_Exercise goal_.
Search the records below for the word "likes". Copy each line where it occurs.

(Stored items from a collection)
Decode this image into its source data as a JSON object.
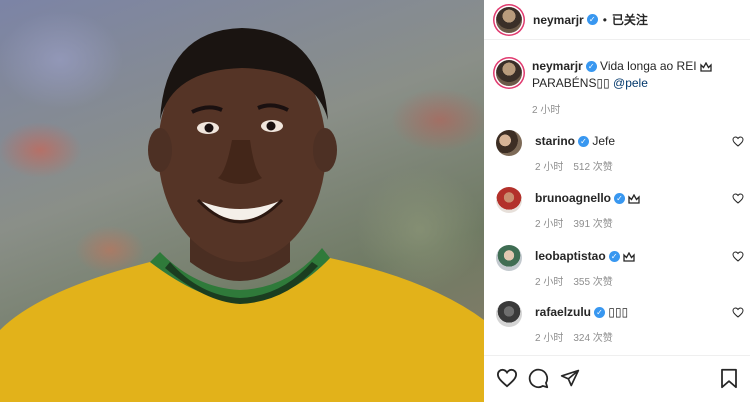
{
  "header": {
    "username": "neymarjr",
    "separator": "•",
    "follow_label": "已关注"
  },
  "caption": {
    "username": "neymarjr",
    "text_line1": "Vida longa ao REI",
    "text_line2": "PARABÉNS▯▯",
    "mention": "@pele",
    "time": "2 小时"
  },
  "comments": [
    {
      "username": "starino",
      "text": "Jefe",
      "time": "2 小时",
      "likes": "512 次赞"
    },
    {
      "username": "brunoagnello",
      "text": "",
      "time": "2 小时",
      "likes": "391 次赞"
    },
    {
      "username": "leobaptistao",
      "text": "",
      "time": "2 小时",
      "likes": "355 次赞"
    },
    {
      "username": "rafaelzulu",
      "text": "▯▯▯",
      "time": "2 小时",
      "likes": "324 次赞"
    }
  ],
  "icons": {
    "verified": "verified-badge-icon",
    "crown": "crown-icon",
    "heart": "heart-icon",
    "comment": "comment-icon",
    "share": "share-icon",
    "save": "bookmark-icon"
  },
  "colors": {
    "verified": "#3897f0",
    "story_ring": "#e03a6f",
    "mention": "#00376b",
    "meta": "#8e8e8e"
  }
}
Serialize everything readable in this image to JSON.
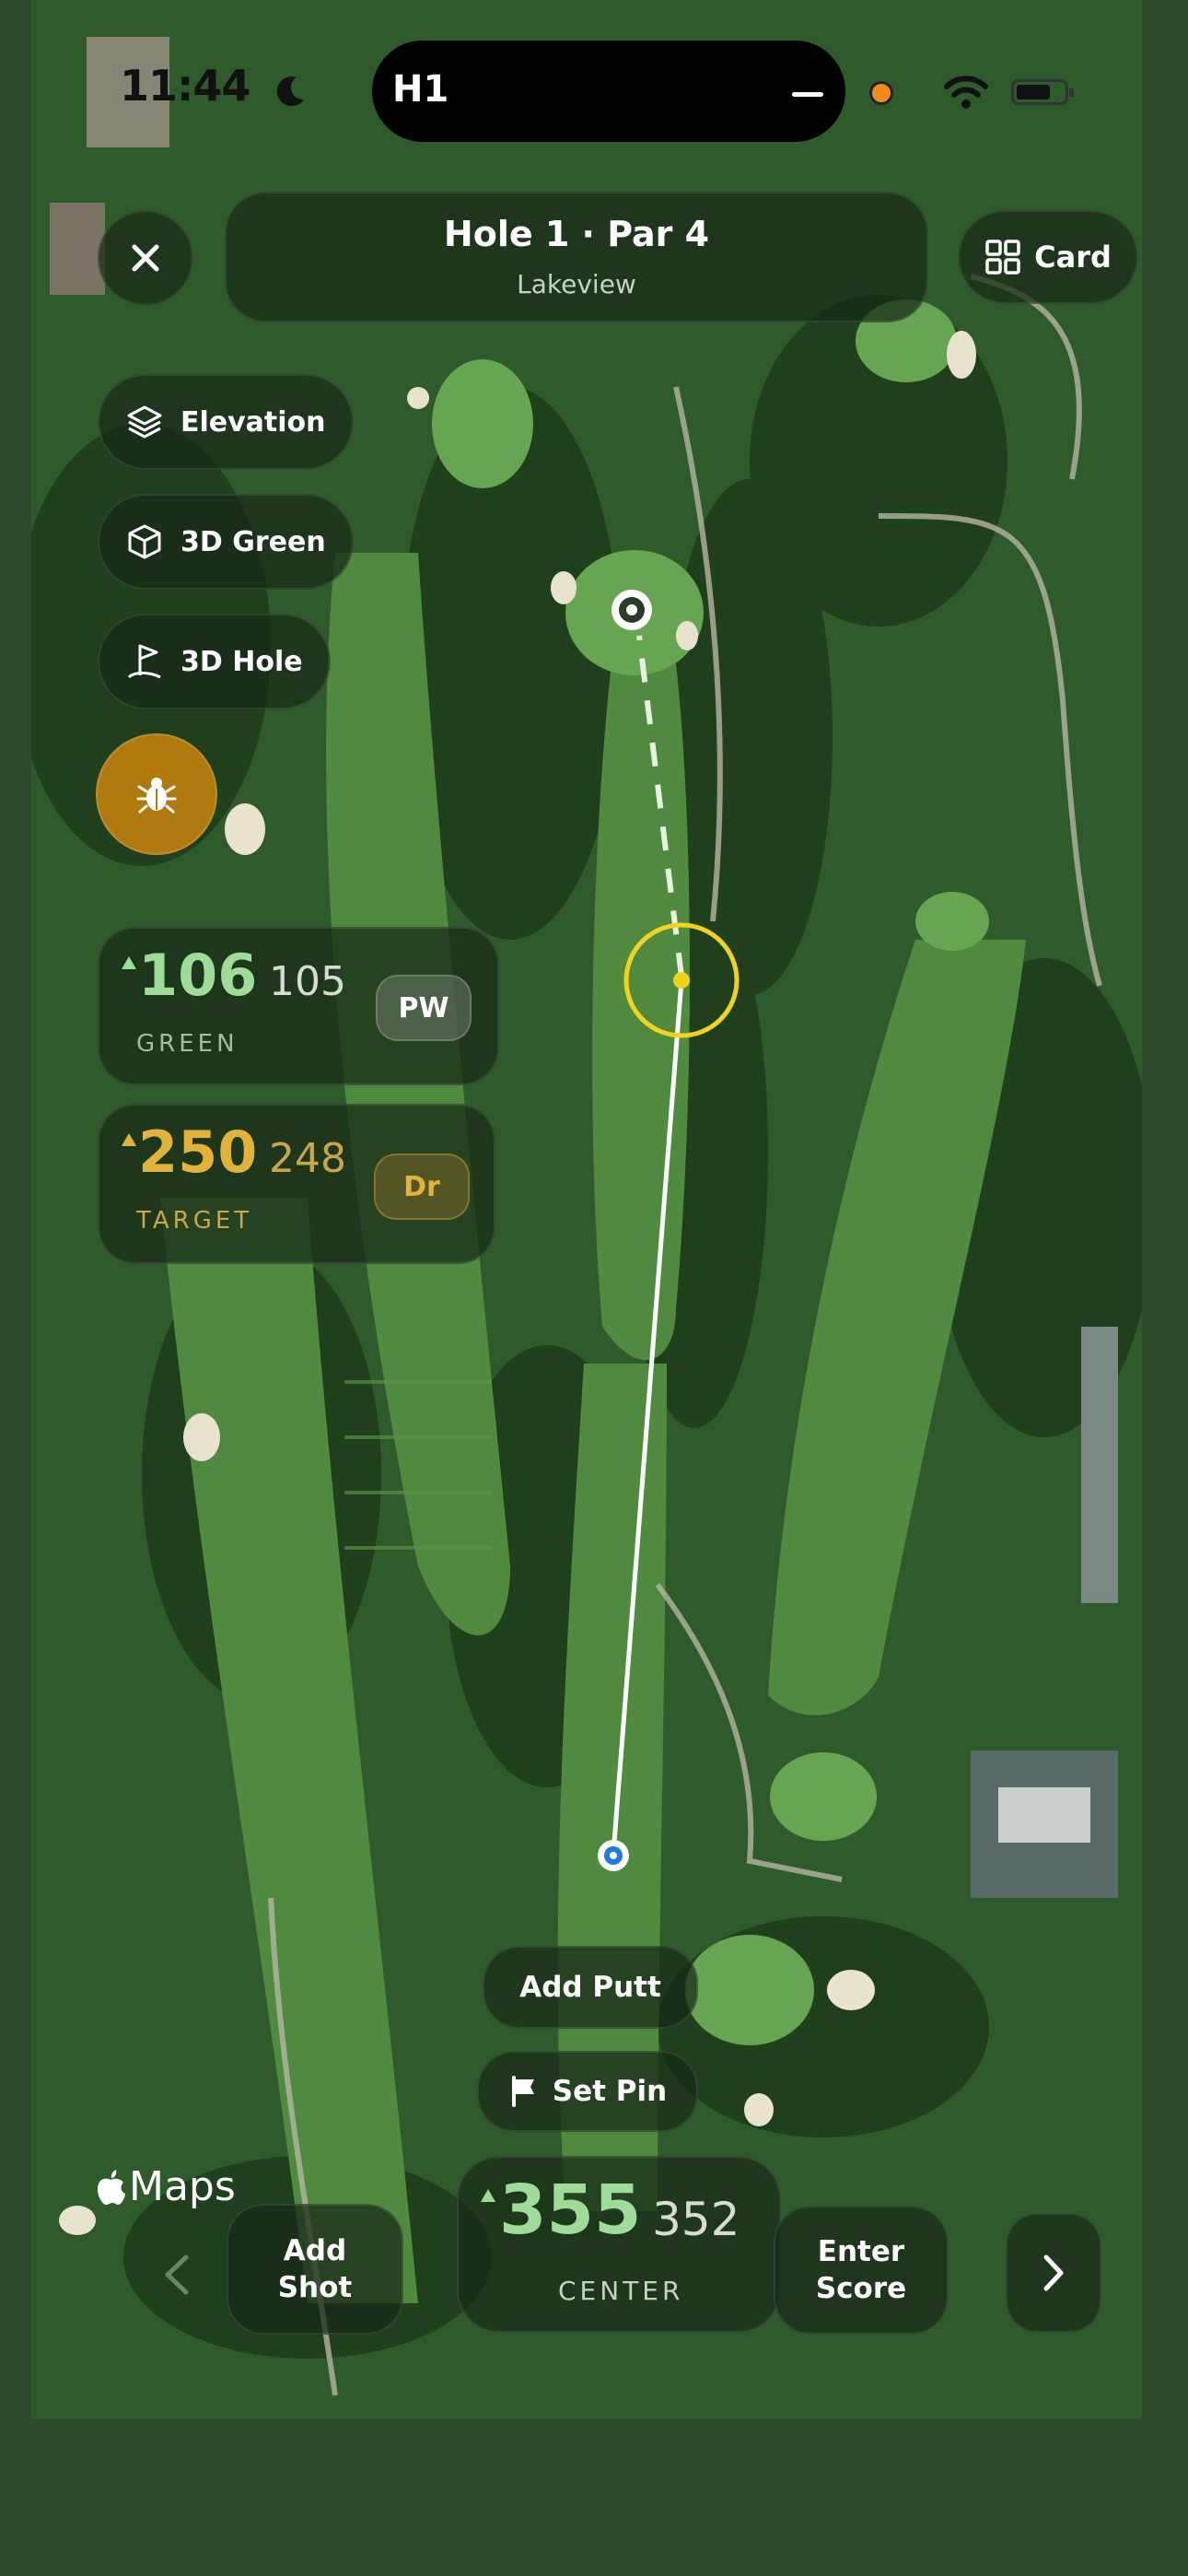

_Reply to the task_.
      "likes": "512 次赞"
      "likes": "391 次赞"
      "likes": "355 次赞"
      "likes": "324 次赞"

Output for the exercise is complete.